Watt’s Up?

September 3, 2020 Updated: September 3, 2020

Tonight, take a tour through your house with all the lights out. See all those digital clocks and glowing red and green “eyes” staring back at you? That’s proof positive your household appliances are sucking energy and spending your money, even when you’re asleep.

Transformers that continuously recharge your cellphone, power your computer peripherals, and keep your Nintendo Switch ready to go are energy guzzlers. TVs and monitors use energy both when they are on and when they are off.

The typical cable box draws 28 watts when it is on and recording a show and 26 watts when it is off and not recording anything. Even if you never watched TV, it would still consume about 227 kilowatt-hours annually. That’s more than the average person in Kenya or Cambodia uses in an entire year, according to a New York Times story.

According to Berkeley Lab, a typical American home has 40 products constantly drawing power. Together these amount to almost 10 percent of residential electricity use.

A device that has an instant-on power feature draws about 1 watt of electricity per hour when the device is off. Granted, that is not a huge amount of power, but multiply by the number of devices you have in your home, and soon, it adds up to something significant. Televisions, DVD players, CD players, cameras, battery chargers, hair trimmers, powered toothbrushes, power tools, flashlights that you plug into the wall to recharge—any device that continues showing a light or clock when turned off has a standby feature.

So, what should you do to plug this drain on your money? When your cordless devices are fully charged, take them out of the charger to stop the needless draw of power.
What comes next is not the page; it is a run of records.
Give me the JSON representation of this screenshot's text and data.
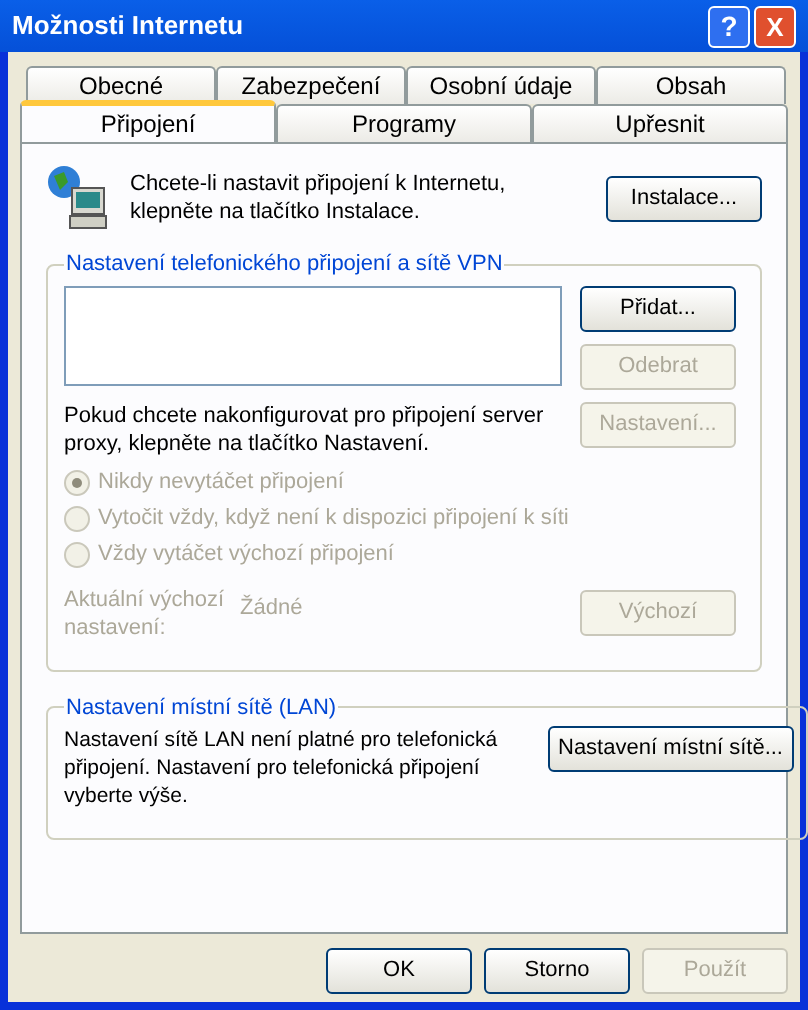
{
  "window": {
    "title": "Možnosti Internetu",
    "help_button": "?",
    "close_button": "X"
  },
  "tab_rows": [
    [
      {
        "label": "Obecné",
        "selected": false
      },
      {
        "label": "Zabezpečení",
        "selected": false
      },
      {
        "label": "Osobní údaje",
        "selected": false
      },
      {
        "label": "Obsah",
        "selected": false
      }
    ],
    [
      {
        "label": "Připojení",
        "selected": true
      },
      {
        "label": "Programy",
        "selected": false
      },
      {
        "label": "Upřesnit",
        "selected": false
      }
    ]
  ],
  "setup": {
    "text": "Chcete-li nastavit připojení k Internetu, klepněte na tlačítko Instalace.",
    "button": {
      "label": "Instalace...",
      "disabled": false
    }
  },
  "dialup_group": {
    "title": "Nastavení telefonického připojení a sítě VPN",
    "buttons": [
      {
        "label": "Přidat...",
        "disabled": false
      },
      {
        "label": "Odebrat",
        "disabled": true
      }
    ],
    "proxy_text": "Pokud chcete nakonfigurovat pro připojení server proxy, klepněte na tlačítko Nastavení.",
    "proxy_button": {
      "label": "Nastavení...",
      "disabled": true
    },
    "options": [
      {
        "label": "Nikdy nevytáčet připojení",
        "selected": true,
        "disabled": true
      },
      {
        "label": "Vytočit vždy, když není k dispozici připojení k síti",
        "selected": false,
        "disabled": true
      },
      {
        "label": "Vždy vytáčet výchozí připojení",
        "selected": false,
        "disabled": true
      }
    ],
    "default_label": "Aktuální výchozí nastavení:",
    "default_value": "Žádné",
    "default_disabled": true,
    "default_button": {
      "label": "Výchozí",
      "disabled": true
    }
  },
  "lan_group": {
    "title": "Nastavení místní sítě (LAN)",
    "text": "Nastavení sítě LAN není platné pro telefonická připojení. Nastavení pro telefonická připojení vyberte výše.",
    "button": {
      "label": "Nastavení místní sítě...",
      "disabled": false
    }
  },
  "footer_buttons": [
    {
      "label": "OK",
      "disabled": false
    },
    {
      "label": "Storno",
      "disabled": false
    },
    {
      "label": "Použít",
      "disabled": true
    }
  ]
}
Unplug televisions and any appliances that are not used at least once every 48 hours. Turn off computers, devices, printers, and peripherals at the end of the day and any other time you will be away for more than four hours. All of these items are major offenders in standby mode, but turning them off and on many times during the day is even worse.

When you leave a room, turn the lights off, unless you plan to return within 10 minutes. If you have a second refrigerator that’s more than 10 years old, it is probably costing more to run than the stuff it chills. Get rid of it.

In the kitchen, always select the smallest appliance that will do the job, e.g., the toaster oven over the big oven; the slow cooker over the stovetop; the microwave over the toaster oven, regular oven, or stovetop. Items that create heat, such as irons, toasters, and hair dryers, use a lot more electricity than nonheating items. Make sure they are turned off when not in use.

Want to give yourself a raise? Start plugging all the places electricity is leaking out of your life so you can keep some of the money you’ve been sending to your electric company in your pocket!

Would you like more information? Go to EverydayCheapskate.com for links and resources for recommended products and services in this column. Mary invites questions, comments, and tips at EverydayCheapskate.com, “Ask Mary.” This column will answer questions of general interest, but letters cannot be answered individually. Mary Hunt is the founder of EverydayCheapskate.com, a lifestyle blog, and the author of the book “Debt-Proof Living.” Copyright 2020 Creators.com